This paper experimentally addresses the impact of surface roughness on losses and secondary flow in a Turbine Rear Structure (TRS). Experiments were performed in the Chalmers LPT-OGV facility, at an engine representative Reynolds number with a realistic shrouded rotating low-pressure turbine (LPT). Outlet Guide Vanes (OGV) were manufactured to achieve three different surface roughnesses tested at two Reynolds numbers, Re = 235000 and Re = 465000. The experiments were performed at on-design inlet swirl conditions. The inlet and outlet flow of the TRS were measured in 2D planes with a 5-hole probe and 7-hole probe accordingly. The static pressure distributions on the OGVs were measured and boundary layer studies were performed at the OGV midspan on the suction side with a time-resolved total pressure probe. Turbulence decay was measured within the TRS with a single hot-wire.
The results showed a surprisingly significant increase in the losses for the high level of surface roughness (25–30 Ra) of the OGVs and Re = 465000. The increased losses were primary revealed as a result of the flow separation on the OGV suction side near the hub.
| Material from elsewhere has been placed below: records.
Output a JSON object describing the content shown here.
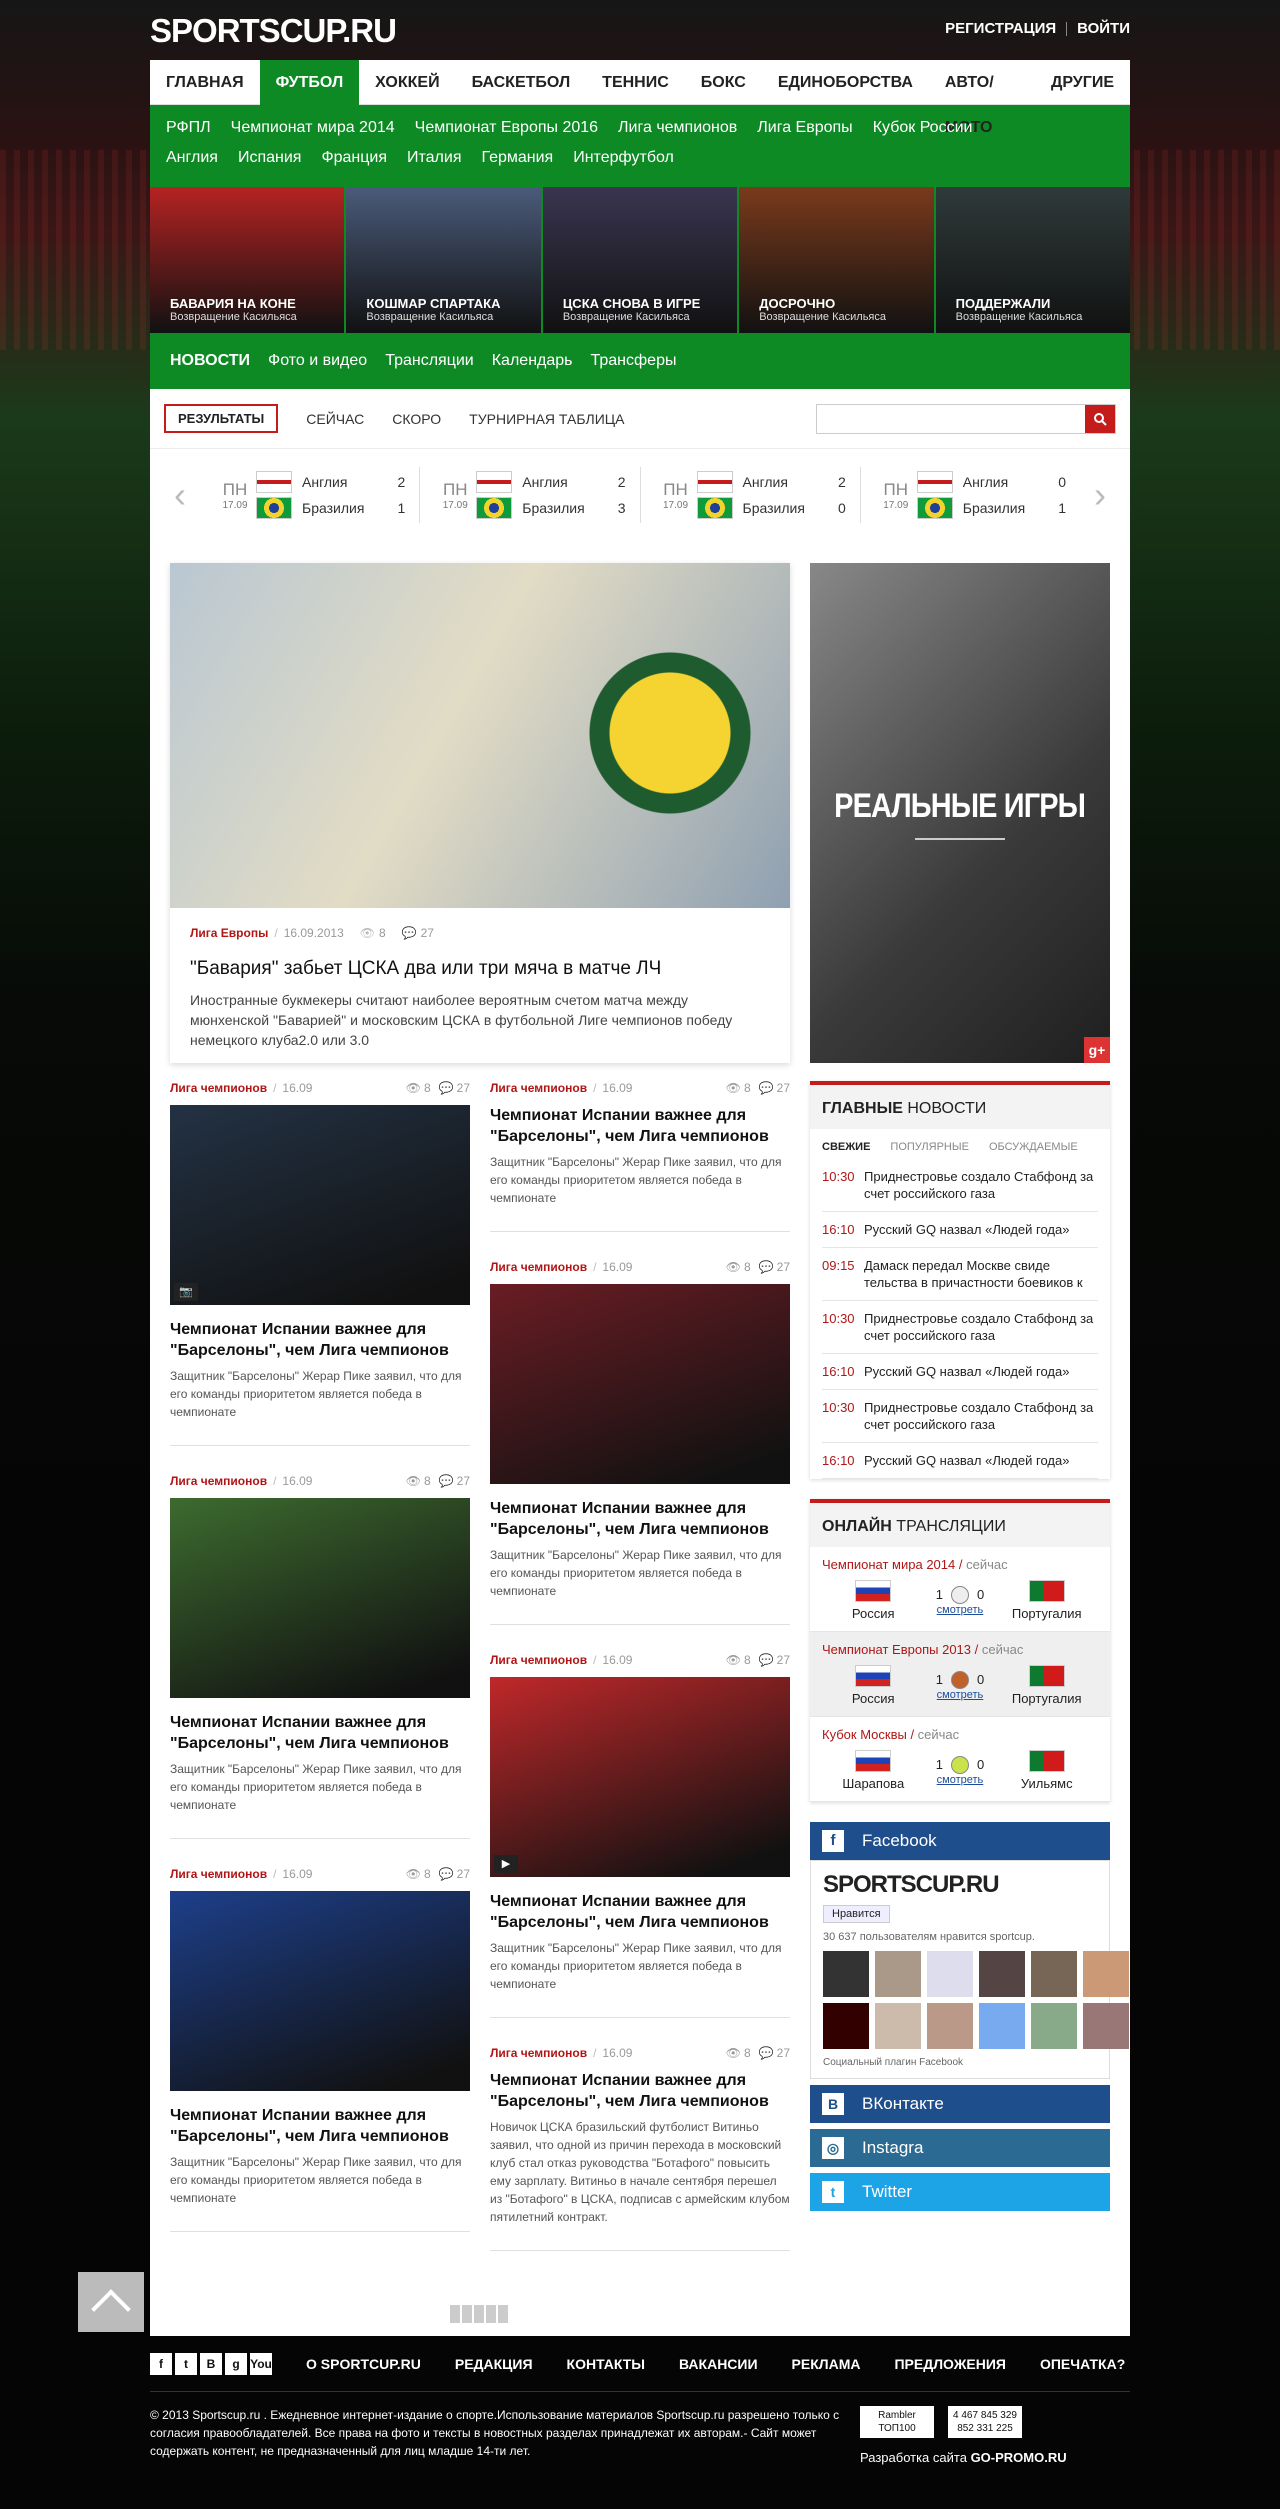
{
  "header": {
    "logo": "SPORTSCUP.RU",
    "register": "РЕГИСТРАЦИЯ",
    "login": "ВОЙТИ"
  },
  "main_nav": [
    "ГЛАВНАЯ",
    "ФУТБОЛ",
    "ХОККЕЙ",
    "БАСКЕТБОЛ",
    "ТЕННИС",
    "БОКС",
    "ЕДИНОБОРСТВА",
    "АВТО/МОТО",
    "ДРУГИЕ"
  ],
  "sub_nav_row1": [
    "РФПЛ",
    "Чемпионат мира 2014",
    "Чемпионат Европы 2016",
    "Лига чемпионов",
    "Лига Европы",
    "Кубок России"
  ],
  "sub_nav_row2": [
    "Англия",
    "Испания",
    "Франция",
    "Италия",
    "Германия",
    "Интерфутбол"
  ],
  "thumbs": [
    {
      "title": "БАВАРИЯ НА КОНЕ",
      "sub": "Возвращение Касильяса",
      "color": "#b52323"
    },
    {
      "title": "КОШМАР СПАРТАКА",
      "sub": "Возвращение Касильяса",
      "color": "#4a5b7a"
    },
    {
      "title": "ЦСКА СНОВА В ИГРЕ",
      "sub": "Возвращение Касильяса",
      "color": "#3a3550"
    },
    {
      "title": "ДОСРОЧНО",
      "sub": "Возвращение Касильяса",
      "color": "#7a3a1c"
    },
    {
      "title": "ПОДДЕРЖАЛИ",
      "sub": "Возвращение Касильяса",
      "color": "#2f3a3a"
    }
  ],
  "sec_nav": [
    "НОВОСТИ",
    "Фото и видео",
    "Трансляции",
    "Календарь",
    "Трансферы"
  ],
  "results_tabs": {
    "active": "РЕЗУЛЬТАТЫ",
    "tabs": [
      "СЕЙЧАС",
      "СКОРО",
      "ТУРНИРНАЯ ТАБЛИЦА"
    ]
  },
  "matches": [
    {
      "day": "ПН",
      "date": "17.09",
      "t1": "Англия",
      "s1": "2",
      "t2": "Бразилия",
      "s2": "1"
    },
    {
      "day": "ПН",
      "date": "17.09",
      "t1": "Англия",
      "s1": "2",
      "t2": "Бразилия",
      "s2": "3"
    },
    {
      "day": "ПН",
      "date": "17.09",
      "t1": "Англия",
      "s1": "2",
      "t2": "Бразилия",
      "s2": "0"
    },
    {
      "day": "ПН",
      "date": "17.09",
      "t1": "Англия",
      "s1": "0",
      "t2": "Бразилия",
      "s2": "1"
    }
  ],
  "lead": {
    "cat": "Лига Европы",
    "date": "16.09.2013",
    "views": "8",
    "comments": "27",
    "title": "\"Бавария\" забьет ЦСКА два или три мяча в матче ЛЧ",
    "text": "Иностранные букмекеры считают наиболее вероятным счетом матча между мюнхенской \"Баварией\" и московским ЦСКА в футбольной Лиге чемпионов победу немецкого клуба2.0 или 3.0"
  },
  "promo": {
    "title": "РЕАЛЬНЫЕ ИГРЫ",
    "gplus": "g+"
  },
  "col_left": [
    {
      "cat": "Лига чемпионов",
      "date": "16.09",
      "views": "8",
      "comments": "27",
      "title": "Чемпионат Испании важнее для \"Барселоны\", чем Лига чемпионов",
      "text": "Защитник \"Барселоны\" Жерар Пике заявил, что для его команды приоритетом является победа в чемпионате",
      "color": "#233244",
      "cam": "📷"
    },
    {
      "cat": "Лига чемпионов",
      "date": "16.09",
      "views": "8",
      "comments": "27",
      "title": "Чемпионат Испании важнее для \"Барселоны\", чем Лига чемпионов",
      "text": "Защитник \"Барселоны\" Жерар Пике заявил, что для его команды приоритетом является победа в чемпионате",
      "color": "#3d6b2f",
      "cam": ""
    },
    {
      "cat": "Лига чемпионов",
      "date": "16.09",
      "views": "8",
      "comments": "27",
      "title": "Чемпионат Испании важнее для \"Барселоны\", чем Лига чемпионов",
      "text": "Защитник \"Барселоны\" Жерар Пике заявил, что для его команды приоритетом является победа в чемпионате",
      "color": "#1d3f8a",
      "cam": ""
    }
  ],
  "col_mid": [
    {
      "cat": "Лига чемпионов",
      "date": "16.09",
      "views": "8",
      "comments": "27",
      "title": "Чемпионат Испании важнее для \"Барселоны\", чем Лига чемпионов",
      "text": "Защитник \"Барселоны\" Жерар Пике заявил, что для его команды приоритетом является победа в чемпионате",
      "color": "",
      "cam": ""
    },
    {
      "cat": "Лига чемпионов",
      "date": "16.09",
      "views": "8",
      "comments": "27",
      "title": "Чемпионат Испании важнее для \"Барселоны\", чем Лига чемпионов",
      "text": "Защитник \"Барселоны\" Жерар Пике заявил, что для его команды приоритетом является победа в чемпионате",
      "color": "#6a1d24",
      "cam": ""
    },
    {
      "cat": "Лига чемпионов",
      "date": "16.09",
      "views": "8",
      "comments": "27",
      "title": "Чемпионат Испании важнее для \"Барселоны\", чем Лига чемпионов",
      "text": "Защитник \"Барселоны\" Жерар Пике заявил, что для его команды приоритетом является победа в чемпионате",
      "color": "#c0282a",
      "cam": "▶"
    },
    {
      "cat": "Лига чемпионов",
      "date": "16.09",
      "views": "8",
      "comments": "27",
      "title": "Чемпионат Испании важнее для \"Барселоны\", чем Лига чемпионов",
      "text": "Новичок ЦСКА бразильский футболист Витиньо заявил, что одной из причин перехода в московский клуб стал отказ руководства \"Ботафого\" повысить ему зарплату. Витиньо в начале сентября перешел из \"Ботафого\" в ЦСКА, подписав с армейским клубом пятилетний контракт.",
      "color": "",
      "cam": ""
    }
  ],
  "main_news": {
    "title_b": "ГЛАВНЫЕ",
    "title": "НОВОСТИ",
    "tabs": [
      "СВЕЖИЕ",
      "ПОПУЛЯРНЫЕ",
      "ОБСУЖДАЕМЫЕ"
    ],
    "items": [
      {
        "time": "10:30",
        "text": "Приднестровье создало Стабфонд за счет российского газа"
      },
      {
        "time": "16:10",
        "text": "Русский GQ назвал «Людей года»"
      },
      {
        "time": "09:15",
        "text": "Дамаск передал Москве свиде тельства в причастности боевиков к"
      },
      {
        "time": "10:30",
        "text": "Приднестровье создало Стабфонд за счет российского газа"
      },
      {
        "time": "16:10",
        "text": "Русский GQ назвал «Людей года»"
      },
      {
        "time": "10:30",
        "text": "Приднестровье создало Стабфонд за счет российского газа"
      },
      {
        "time": "16:10",
        "text": "Русский GQ назвал «Людей года»"
      }
    ]
  },
  "broadcasts": {
    "title_b": "ОНЛАЙН",
    "title": "ТРАНСЛЯЦИИ",
    "items": [
      {
        "league": "Чемпионат мира 2014",
        "status": "сейчас",
        "t1": "Россия",
        "s1": "1",
        "s2": "0",
        "t2": "Португалия",
        "watch": "смотреть",
        "ball": "#eee"
      },
      {
        "league": "Чемпионат Европы 2013",
        "status": "сейчас",
        "t1": "Россия",
        "s1": "1",
        "s2": "0",
        "t2": "Португалия",
        "watch": "смотреть",
        "ball": "#c0602a"
      },
      {
        "league": "Кубок Москвы",
        "status": "сейчас",
        "t1": "Шарапова",
        "s1": "1",
        "s2": "0",
        "t2": "Уильямс",
        "watch": "смотреть",
        "ball": "#c9e34a"
      }
    ]
  },
  "facebook": {
    "label": "Facebook",
    "brand": "SPORTSCUP.RU",
    "like": "Нравится",
    "count": "30 637 пользователям нравится sportcup.",
    "plugin": "Социальный плагин Facebook"
  },
  "socials": [
    {
      "label": "ВКонтакте",
      "icon": "В",
      "color": "#1e4e8c"
    },
    {
      "label": "Instagra",
      "icon": "◎",
      "color": "#2a6a93"
    },
    {
      "label": "Twitter",
      "icon": "t",
      "color": "#1ca4e6"
    }
  ],
  "footer": {
    "links": [
      "О SPORTCUP.RU",
      "РЕДАКЦИЯ",
      "КОНТАКТЫ",
      "ВАКАНСИИ",
      "РЕКЛАМА",
      "ПРЕДЛОЖЕНИЯ",
      "ОПЕЧАТКА?"
    ],
    "icons": [
      "f",
      "t",
      "В",
      "g",
      "You"
    ],
    "copyright": "© 2013 Sportscup.ru . Ежедневное интернет-издание о спорте.Использование материалов Sportscup.ru разрешено только с согласия правообладателей. Все права на фото и тексты в новостных разделах принадлежат их авторам.- Сайт может содержать контент, не предназначенный для лиц младше 14-ти лет.",
    "badge1": "Rambler ТОП100",
    "badge2": "4 467 845 329 852 331 225",
    "dev": "Разработка сайта",
    "dev_b": "GO-PROMO.RU"
  }
}
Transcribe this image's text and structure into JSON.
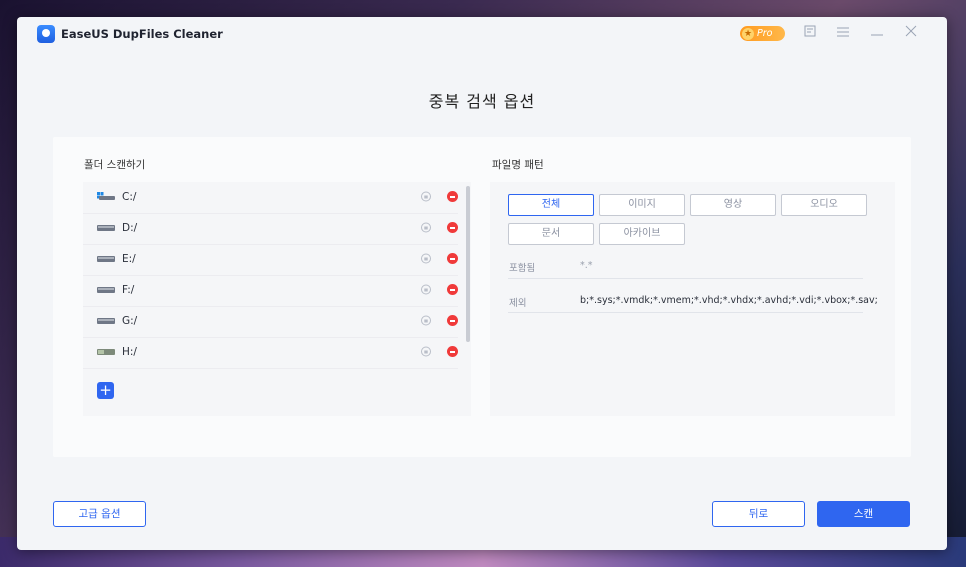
{
  "app": {
    "title": "EaseUS DupFiles Cleaner",
    "pro_label": "Pro"
  },
  "page": {
    "heading": "중복 검색 옵션"
  },
  "folder_scan": {
    "label": "폴더 스캔하기",
    "drives": [
      {
        "label": "C:/",
        "icon": "windows-drive-icon"
      },
      {
        "label": "D:/",
        "icon": "drive-icon"
      },
      {
        "label": "E:/",
        "icon": "drive-icon"
      },
      {
        "label": "F:/",
        "icon": "drive-icon"
      },
      {
        "label": "G:/",
        "icon": "drive-icon"
      },
      {
        "label": "H:/",
        "icon": "usb-drive-icon"
      }
    ],
    "add_label": "+"
  },
  "file_pattern": {
    "label": "파일명 패턴",
    "filters": [
      "전체",
      "이미지",
      "영상",
      "오디오",
      "문서",
      "아카이브"
    ],
    "active_filter": "전체",
    "include_label": "포함됨",
    "include_value": "*.*",
    "exclude_label": "제외",
    "exclude_value": "b;*.sys;*.vmdk;*.vmem;*.vhd;*.vhdx;*.avhd;*.vdi;*.vbox;*.sav;"
  },
  "footer": {
    "advanced_label": "고급 옵션",
    "back_label": "뒤로",
    "scan_label": "스캔"
  },
  "colors": {
    "accent": "#2f66f0",
    "remove": "#f03a3a",
    "pro": "#ff9a1f"
  }
}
The loss increase was seen but was less substantial for the intermediate roughness case (4–8 Ra). Experimental results presented in this work provide support for the further development of more advanced TRS and data for the validation of new CFD prediction methods for TRS.